Problem requirements: From the entries below, pull out each line where "price" appears.

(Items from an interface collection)
————
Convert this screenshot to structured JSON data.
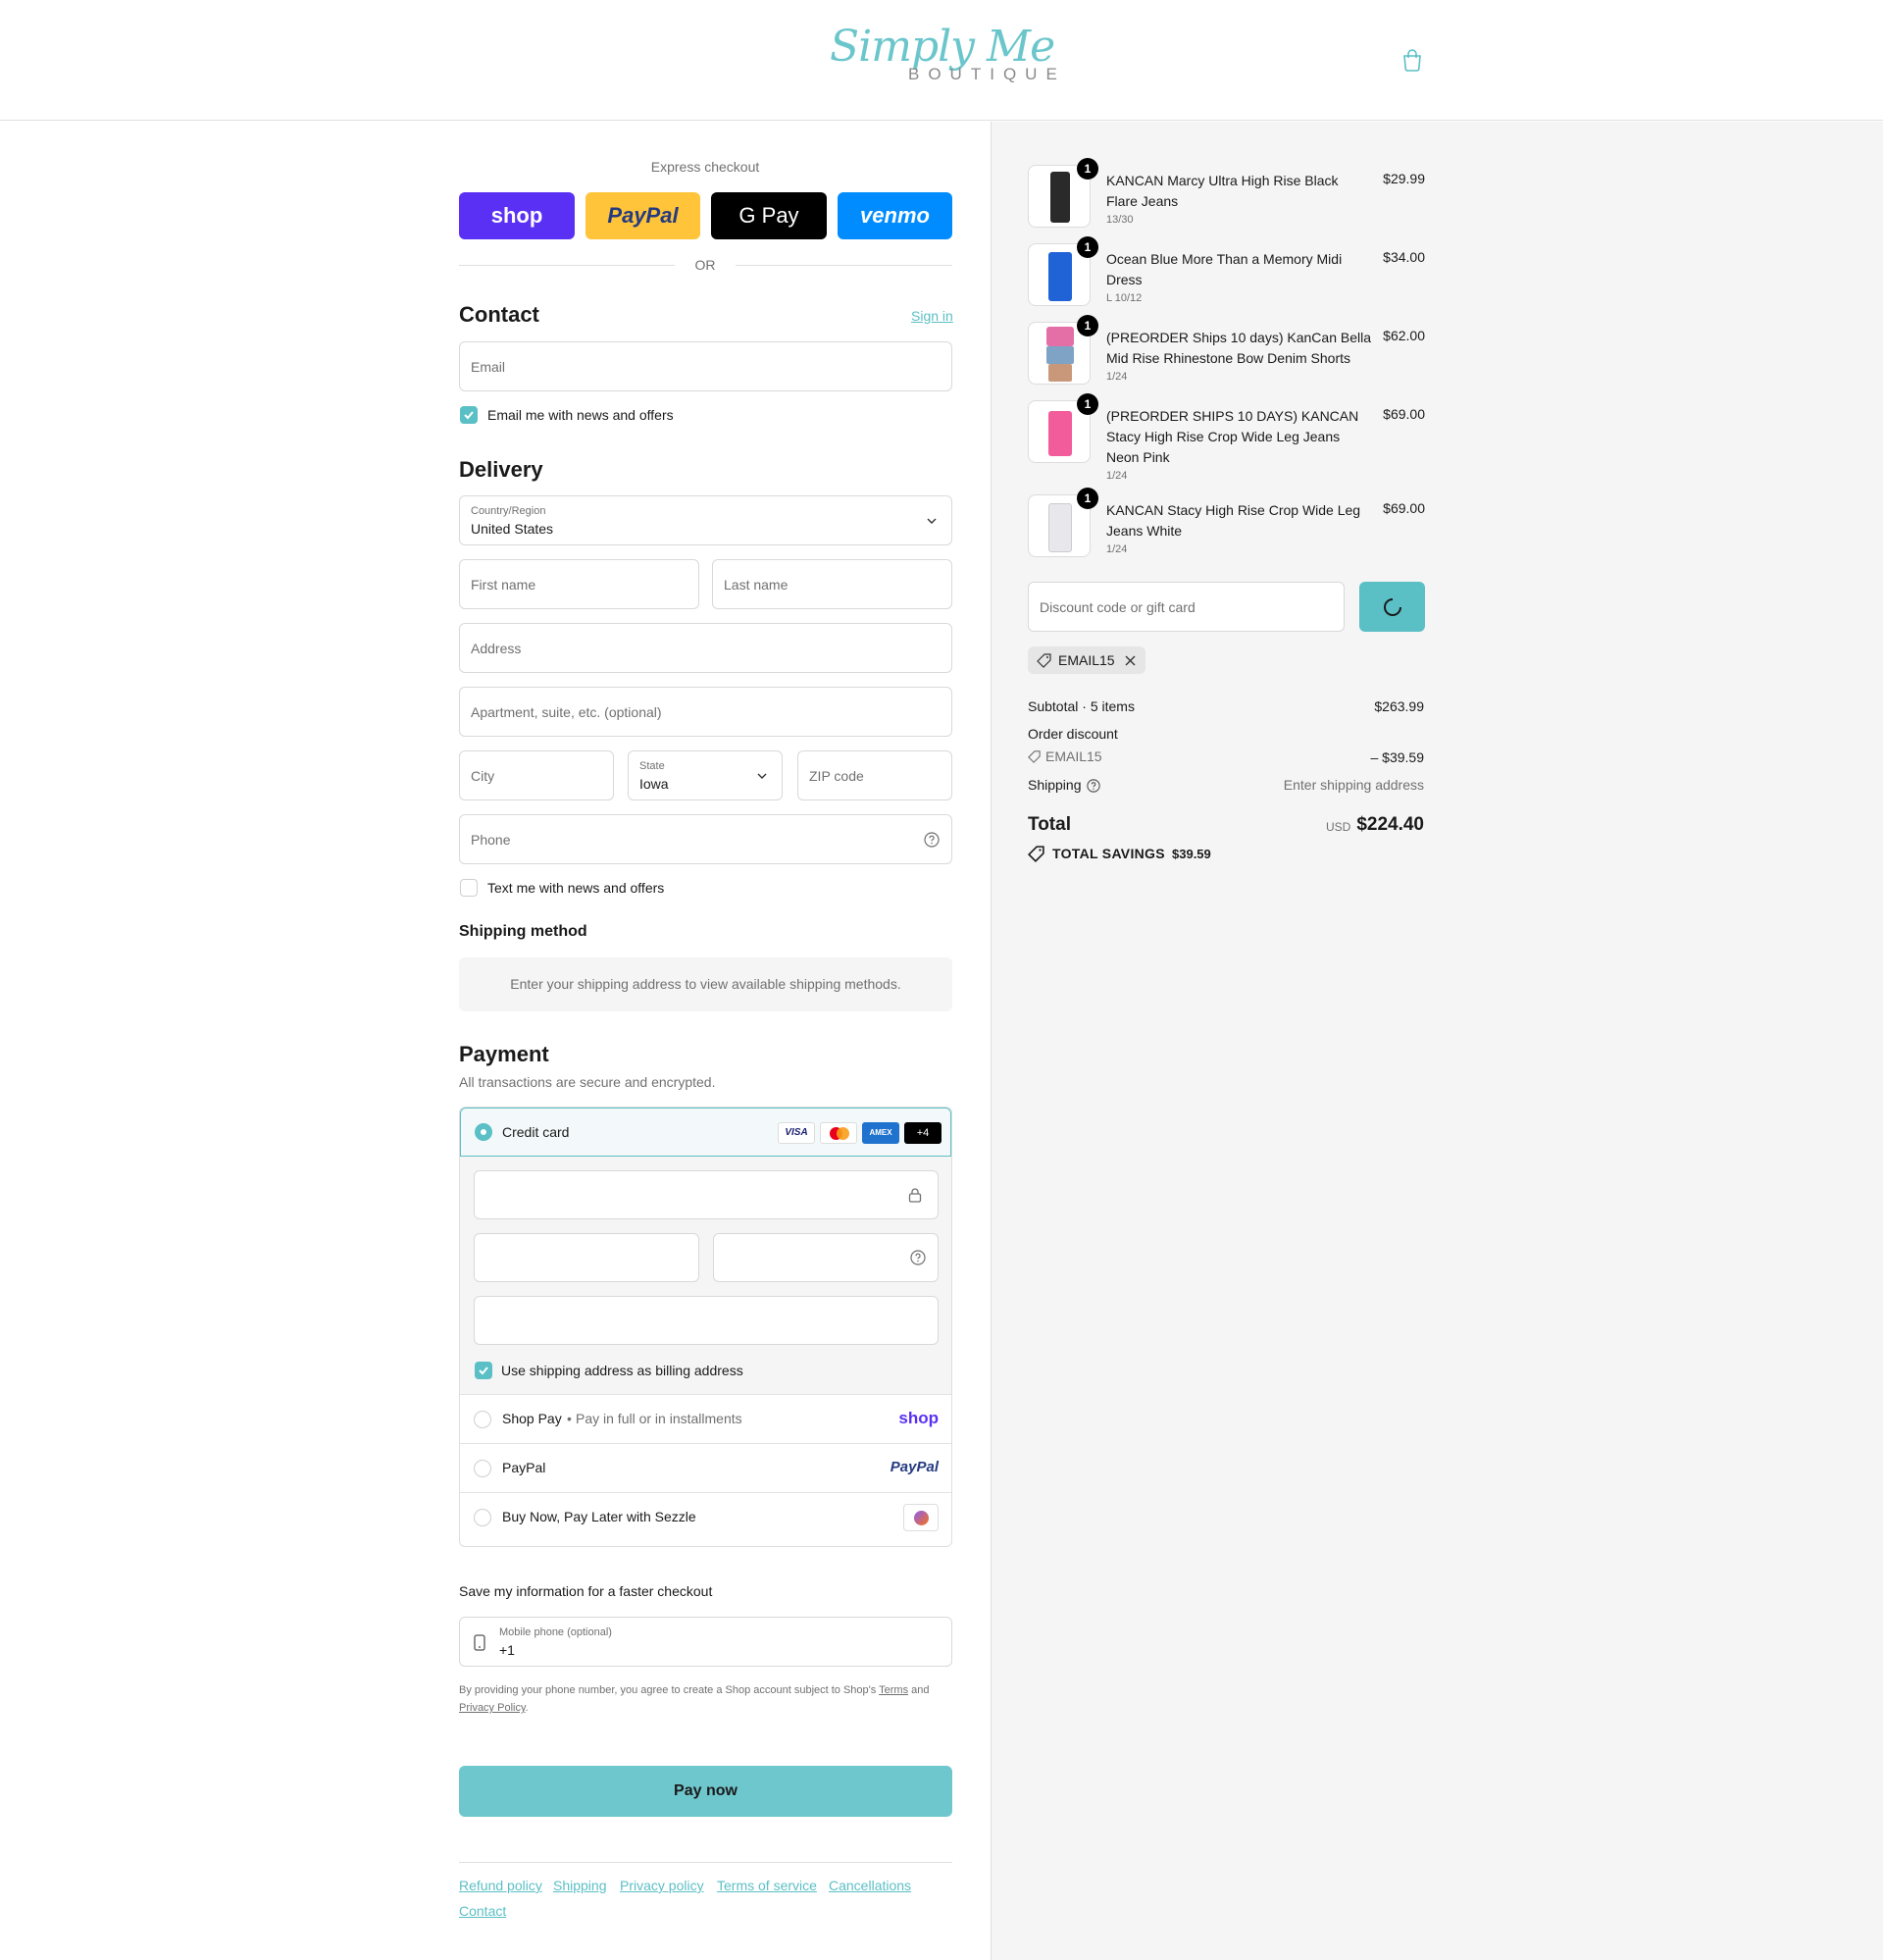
{
  "header": {
    "logo_script": "Simply Me",
    "logo_sub": "BOUTIQUE",
    "cart_icon": "shopping-bag-icon"
  },
  "express": {
    "title": "Express checkout",
    "buttons": [
      {
        "label": "shop",
        "bg": "#5a31f4",
        "color": "#ffffff"
      },
      {
        "label": "PayPal",
        "bg": "#ffc439",
        "color": "#253b80"
      },
      {
        "label": "G Pay",
        "bg": "#000000",
        "color": "#ffffff"
      },
      {
        "label": "venmo",
        "bg": "#008cff",
        "color": "#ffffff"
      }
    ],
    "or": "OR"
  },
  "contact": {
    "title": "Contact",
    "sign_in": "Sign in",
    "email_placeholder": "Email",
    "news_label": "Email me with news and offers"
  },
  "delivery": {
    "title": "Delivery",
    "country_label": "Country/Region",
    "country_value": "United States",
    "first_name": "First name",
    "last_name": "Last name",
    "address": "Address",
    "apartment": "Apartment, suite, etc. (optional)",
    "city": "City",
    "state_label": "State",
    "state_value": "Iowa",
    "zip": "ZIP code",
    "phone": "Phone",
    "text_label": "Text me with news and offers"
  },
  "shipping_method": {
    "title": "Shipping method",
    "message": "Enter your shipping address to view available shipping methods."
  },
  "payment": {
    "title": "Payment",
    "subtitle": "All transactions are secure and encrypted.",
    "credit_card": "Credit card",
    "card_logos": [
      "VISA",
      "",
      "AMEX",
      "+4"
    ],
    "billing_label": "Use shipping address as billing address",
    "shop_pay": "Shop Pay",
    "shop_pay_sub": "Pay in full or in installments",
    "shop_pay_logo": "shop",
    "paypal": "PayPal",
    "paypal_logo": "PayPal",
    "sezzle": "Buy Now, Pay Later with Sezzle"
  },
  "save_info": {
    "title": "Save my information for a faster checkout",
    "phone_label": "Mobile phone (optional)",
    "phone_value": "+1",
    "legal_prefix": "By providing your phone number, you agree to create a Shop account subject to Shop's",
    "terms": "Terms",
    "and": "and",
    "privacy": "Privacy Policy",
    "period": "."
  },
  "pay_now": "Pay now",
  "footer": {
    "links": [
      "Refund policy",
      "Shipping",
      "Privacy policy",
      "Terms of service",
      "Cancellations",
      "Contact"
    ]
  },
  "order": {
    "items": [
      {
        "qty": "1",
        "name": "KANCAN Marcy Ultra High Rise Black Flare Jeans",
        "variant": "13/30",
        "price": "$29.99",
        "img": "#2a2a2a"
      },
      {
        "qty": "1",
        "name": "Ocean Blue More Than a Memory Midi Dress",
        "variant": "L 10/12",
        "price": "$34.00",
        "img": "#1f63d6"
      },
      {
        "qty": "1",
        "name": "(PREORDER Ships 10 days) KanCan Bella Mid Rise Rhinestone Bow Denim Shorts",
        "variant": "1/24",
        "price": "$62.00",
        "img": "#7fa3c4"
      },
      {
        "qty": "1",
        "name": "(PREORDER SHIPS 10 DAYS) KANCAN Stacy High Rise Crop Wide Leg Jeans Neon Pink",
        "variant": "1/24",
        "price": "$69.00",
        "img": "#f25c9a"
      },
      {
        "qty": "1",
        "name": "KANCAN Stacy High Rise Crop Wide Leg Jeans White",
        "variant": "1/24",
        "price": "$69.00",
        "img": "#e8e8ec"
      }
    ],
    "discount_placeholder": "Discount code or gift card",
    "applied_code": "EMAIL15",
    "subtotal_label": "Subtotal · 5 items",
    "subtotal_value": "$263.99",
    "order_discount_label": "Order discount",
    "discount_code": "EMAIL15",
    "discount_value": "– $39.59",
    "shipping_label": "Shipping",
    "shipping_value": "Enter shipping address",
    "total_label": "Total",
    "currency": "USD",
    "total_value": "$224.40",
    "savings_label": "TOTAL SAVINGS",
    "savings_value": "$39.59"
  },
  "colors": {
    "accent": "#5bbfc6",
    "pay_button": "#6fc7ce",
    "summary_bg": "#f5f5f5"
  }
}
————
Written answer:
        "price": "$29.99",
        "price": "$34.00",
        "price": "$62.00",
        "price": "$69.00",
        "price": "$69.00",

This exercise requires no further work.